Records drawn from a dataset:
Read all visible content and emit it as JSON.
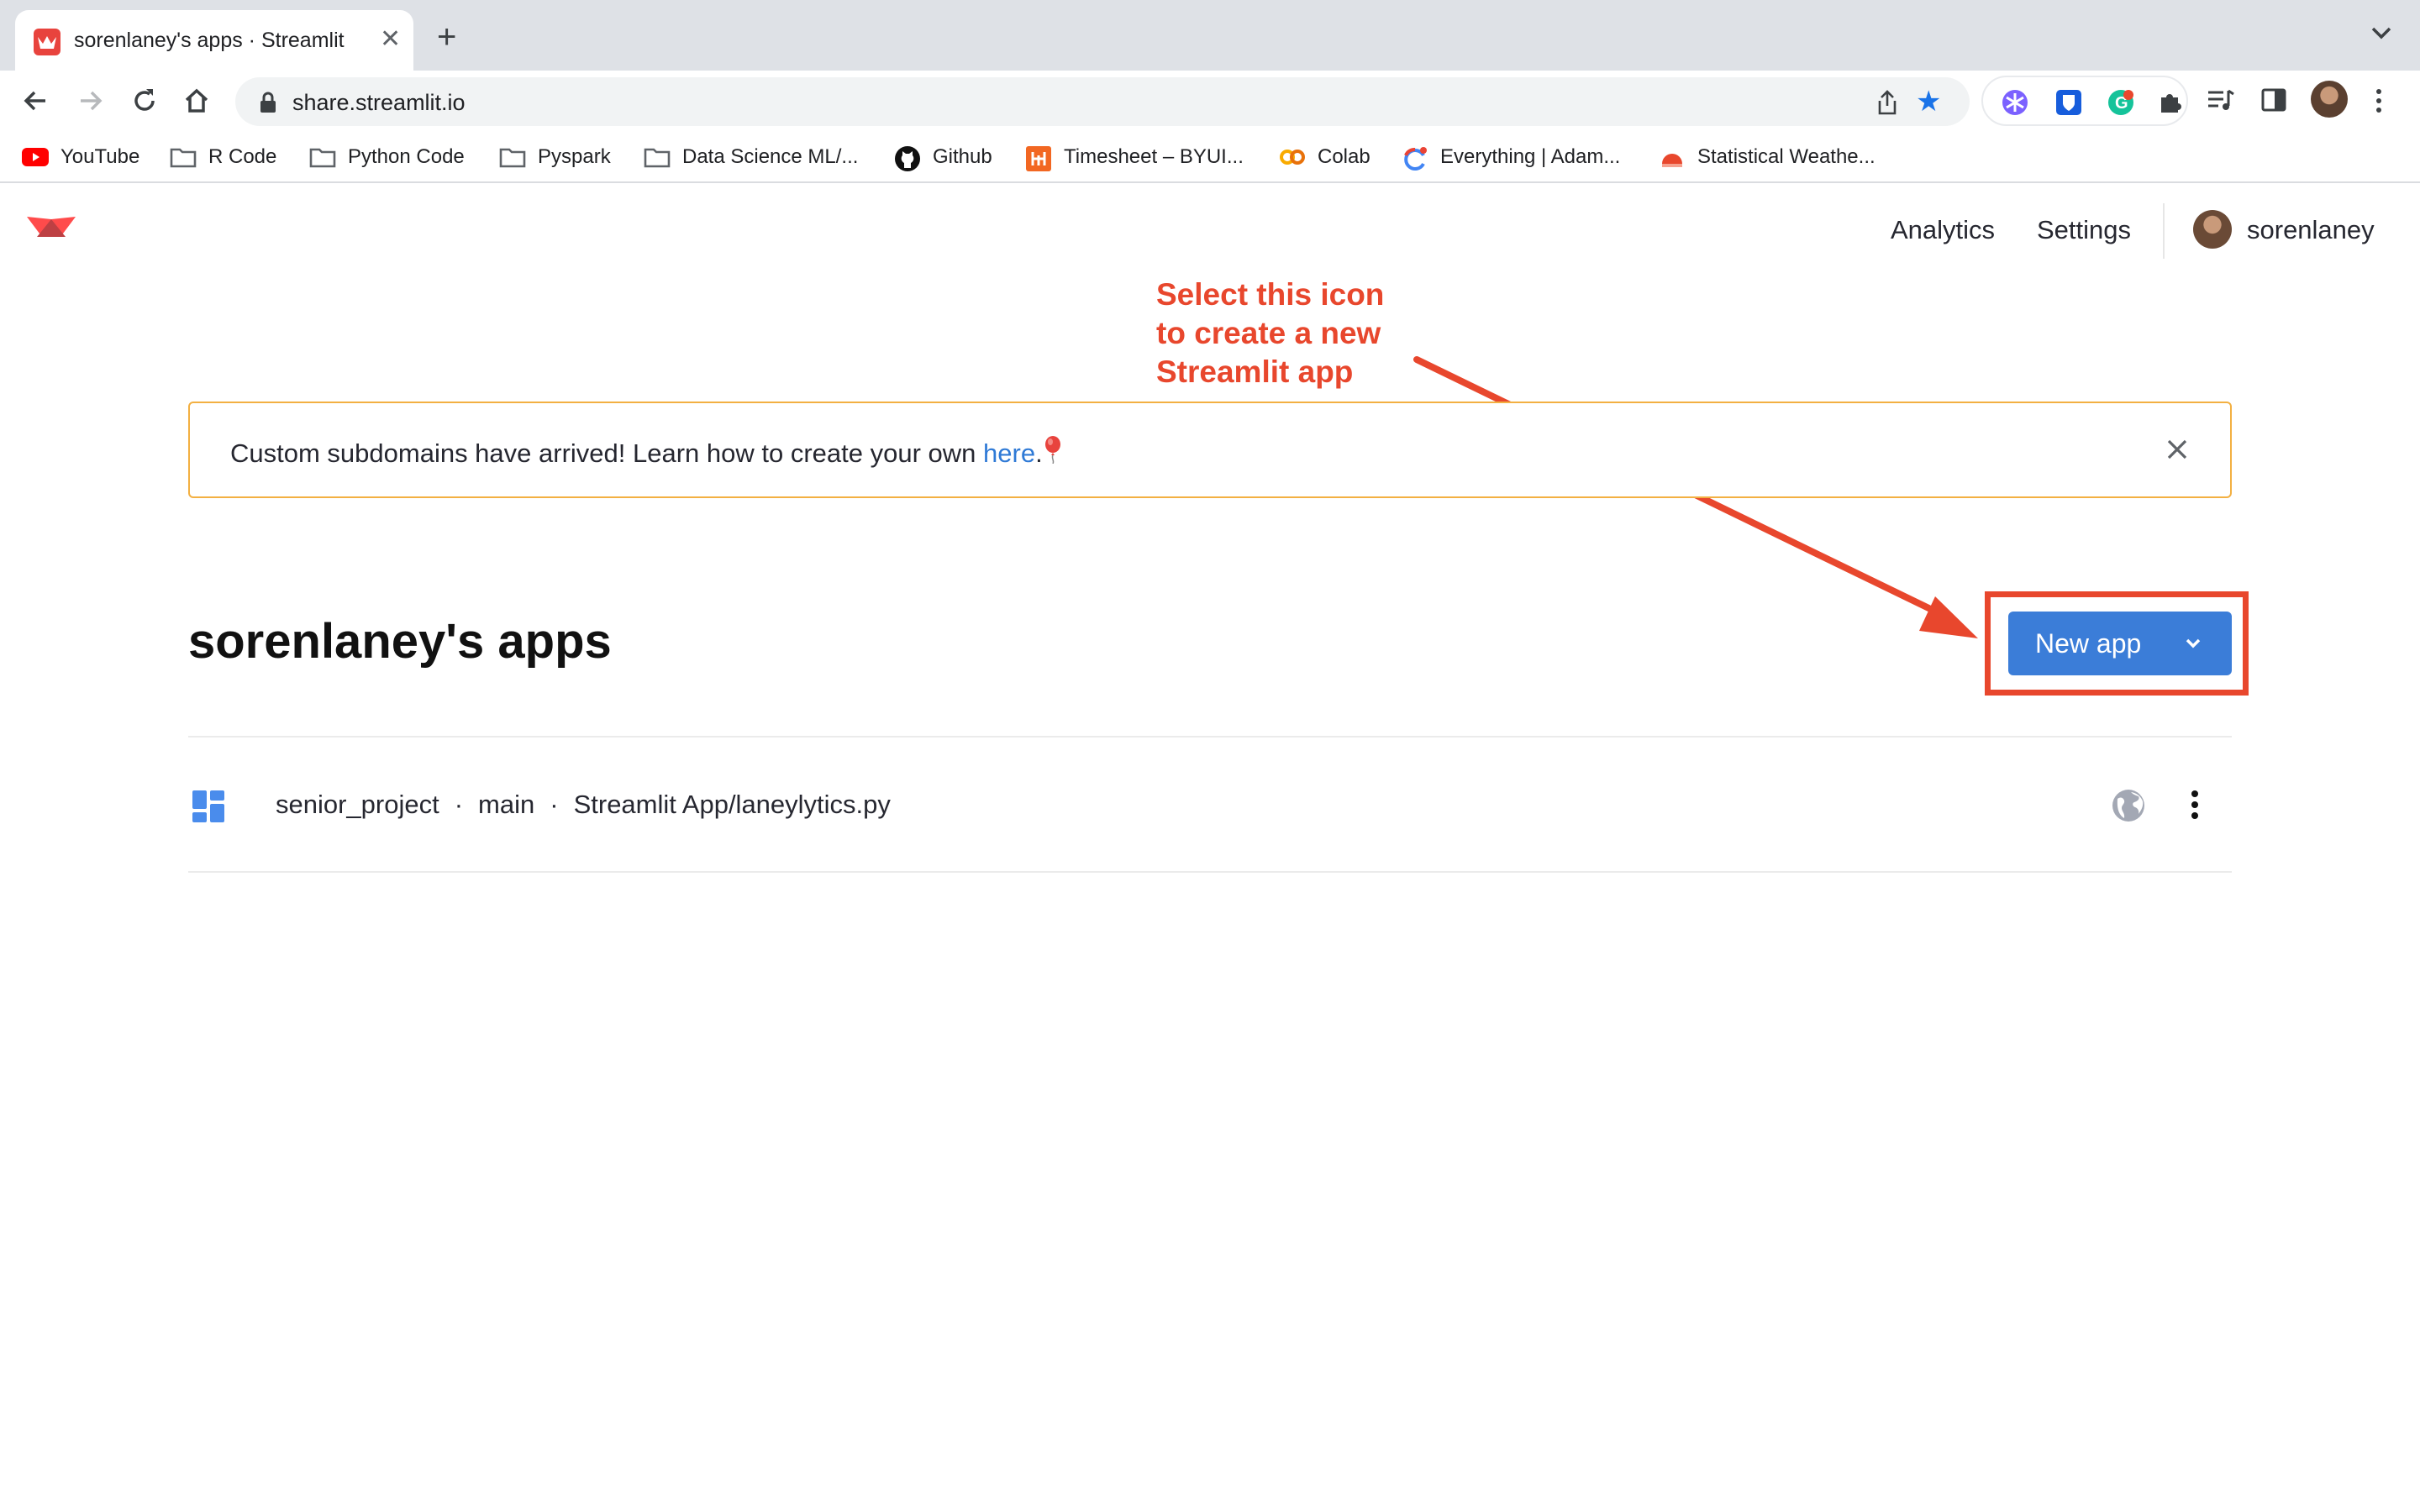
{
  "browser": {
    "tab_title": "sorenlaney's apps · Streamlit",
    "tab_close": "✕",
    "new_tab": "+",
    "url": "share.streamlit.io"
  },
  "bookmarks": [
    {
      "label": "YouTube",
      "icon": "youtube-icon"
    },
    {
      "label": "R Code",
      "icon": "folder-icon"
    },
    {
      "label": "Python Code",
      "icon": "folder-icon"
    },
    {
      "label": "Pyspark",
      "icon": "folder-icon"
    },
    {
      "label": "Data Science ML/...",
      "icon": "folder-icon"
    },
    {
      "label": "Github",
      "icon": "github-icon"
    },
    {
      "label": "Timesheet – BYUI...",
      "icon": "timesheet-icon"
    },
    {
      "label": "Colab",
      "icon": "colab-icon"
    },
    {
      "label": "Everything | Adam...",
      "icon": "google-icon"
    },
    {
      "label": "Statistical Weathe...",
      "icon": "weather-icon"
    }
  ],
  "nav": {
    "analytics": "Analytics",
    "settings": "Settings",
    "username": "sorenlaney"
  },
  "annotation": {
    "line1": "Select this icon",
    "line2": "to create a new",
    "line3": "Streamlit app",
    "color": "#e8472d"
  },
  "banner": {
    "text": "Custom subdomains have arrived! Learn how to create your own ",
    "link": "here",
    "suffix": ".",
    "border_color": "#f3b042"
  },
  "page": {
    "title": "sorenlaney's apps",
    "new_app_label": "New app",
    "accent": "#3b7dd8"
  },
  "apps": [
    {
      "repo": "senior_project",
      "branch": "main",
      "file": "Streamlit App/laneylytics.py",
      "separator": "·"
    }
  ]
}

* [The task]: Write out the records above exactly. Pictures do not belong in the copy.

* [Task output]:
Read all visible content and emit it as JSON.
{
  "browser": {
    "tab_title": "sorenlaney's apps · Streamlit",
    "tab_close": "✕",
    "new_tab": "+",
    "url": "share.streamlit.io"
  },
  "bookmarks": [
    {
      "label": "YouTube",
      "icon": "youtube-icon"
    },
    {
      "label": "R Code",
      "icon": "folder-icon"
    },
    {
      "label": "Python Code",
      "icon": "folder-icon"
    },
    {
      "label": "Pyspark",
      "icon": "folder-icon"
    },
    {
      "label": "Data Science ML/...",
      "icon": "folder-icon"
    },
    {
      "label": "Github",
      "icon": "github-icon"
    },
    {
      "label": "Timesheet – BYUI...",
      "icon": "timesheet-icon"
    },
    {
      "label": "Colab",
      "icon": "colab-icon"
    },
    {
      "label": "Everything | Adam...",
      "icon": "google-icon"
    },
    {
      "label": "Statistical Weathe...",
      "icon": "weather-icon"
    }
  ],
  "nav": {
    "analytics": "Analytics",
    "settings": "Settings",
    "username": "sorenlaney"
  },
  "annotation": {
    "line1": "Select this icon",
    "line2": "to create a new",
    "line3": "Streamlit app",
    "color": "#e8472d"
  },
  "banner": {
    "text": "Custom subdomains have arrived! Learn how to create your own ",
    "link": "here",
    "suffix": ".",
    "border_color": "#f3b042"
  },
  "page": {
    "title": "sorenlaney's apps",
    "new_app_label": "New app",
    "accent": "#3b7dd8"
  },
  "apps": [
    {
      "repo": "senior_project",
      "branch": "main",
      "file": "Streamlit App/laneylytics.py",
      "separator": "·"
    }
  ]
}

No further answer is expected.